Shaul Mishal, an expert on Islamic movements at Tel-Aviv university, offered an interesting take on what the U.S. is doing. Israel looks at the region through the "villa in the jungle" perspective, as Defense Minister Ehud Barak often puts it. But Obama views Islam differently, undeterred and without hang-ups. Mishal believes the U.S. is experimenting with a new model it is pursuing in the Middle East, a viable combination between civil government and Islam, which different countries will be able to contain to different degrees and in different ways. Obama is beginning to implement his intellectual-cultural world view as per his Cairo speech, Mishal said, and he's starting with Egypt.

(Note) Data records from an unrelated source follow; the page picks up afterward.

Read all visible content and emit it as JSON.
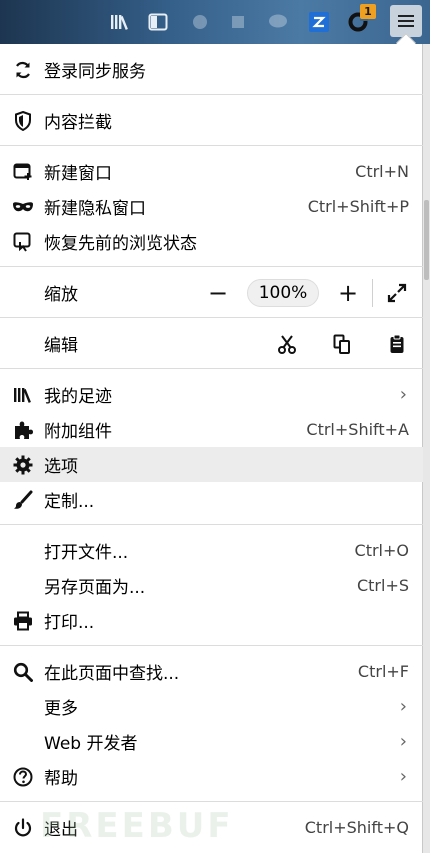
{
  "toolbar": {
    "icons": [
      "library-icon",
      "sidebar-icon",
      "extension-icon",
      "extension-icon",
      "chat-icon",
      "zotero-icon",
      "reload-icon",
      "menu-icon"
    ],
    "badge": "1"
  },
  "menu": {
    "sync": "登录同步服务",
    "tracking": "内容拦截",
    "new_window": {
      "label": "新建窗口",
      "shortcut": "Ctrl+N"
    },
    "private_window": {
      "label": "新建隐私窗口",
      "shortcut": "Ctrl+Shift+P"
    },
    "restore": "恢复先前的浏览状态",
    "zoom": {
      "label": "缩放",
      "minus": "−",
      "value": "100%",
      "plus": "+"
    },
    "edit": {
      "label": "编辑"
    },
    "library": "我的足迹",
    "addons": {
      "label": "附加组件",
      "shortcut": "Ctrl+Shift+A"
    },
    "options": "选项",
    "customize": "定制...",
    "open_file": {
      "label": "打开文件...",
      "shortcut": "Ctrl+O"
    },
    "save_as": {
      "label": "另存页面为...",
      "shortcut": "Ctrl+S"
    },
    "print": "打印...",
    "find": {
      "label": "在此页面中查找...",
      "shortcut": "Ctrl+F"
    },
    "more": "更多",
    "webdev": "Web 开发者",
    "help": "帮助",
    "quit": {
      "label": "退出",
      "shortcut": "Ctrl+Shift+Q"
    },
    "chevron": "›"
  },
  "watermark": "FREEBUF"
}
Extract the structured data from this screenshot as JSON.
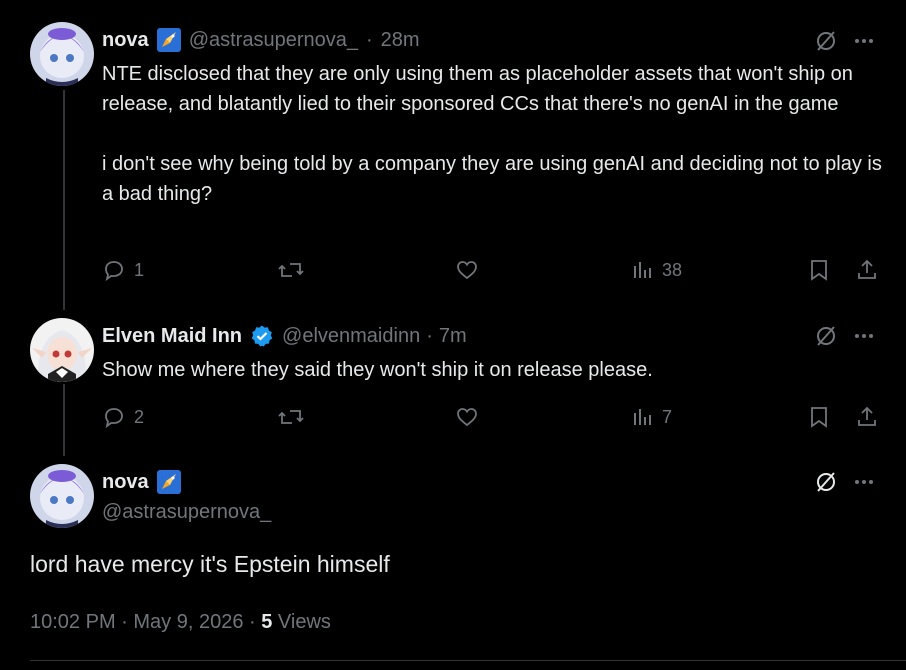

2011 is shaping up as a pivotal year in many respects, says lawmaker Shaul Mofaz, a former defense minister and chief of staff. Though Israel should stay out of it, it should pay attention to the winds blowing from Washington, "whether we like them or not."
As for those winds coming from the West, Israel is discreetly asking the world to chill a bit on the public criticism of Mubarak, for stability's sake.
— Batsheva Sobelman in Jerusalem.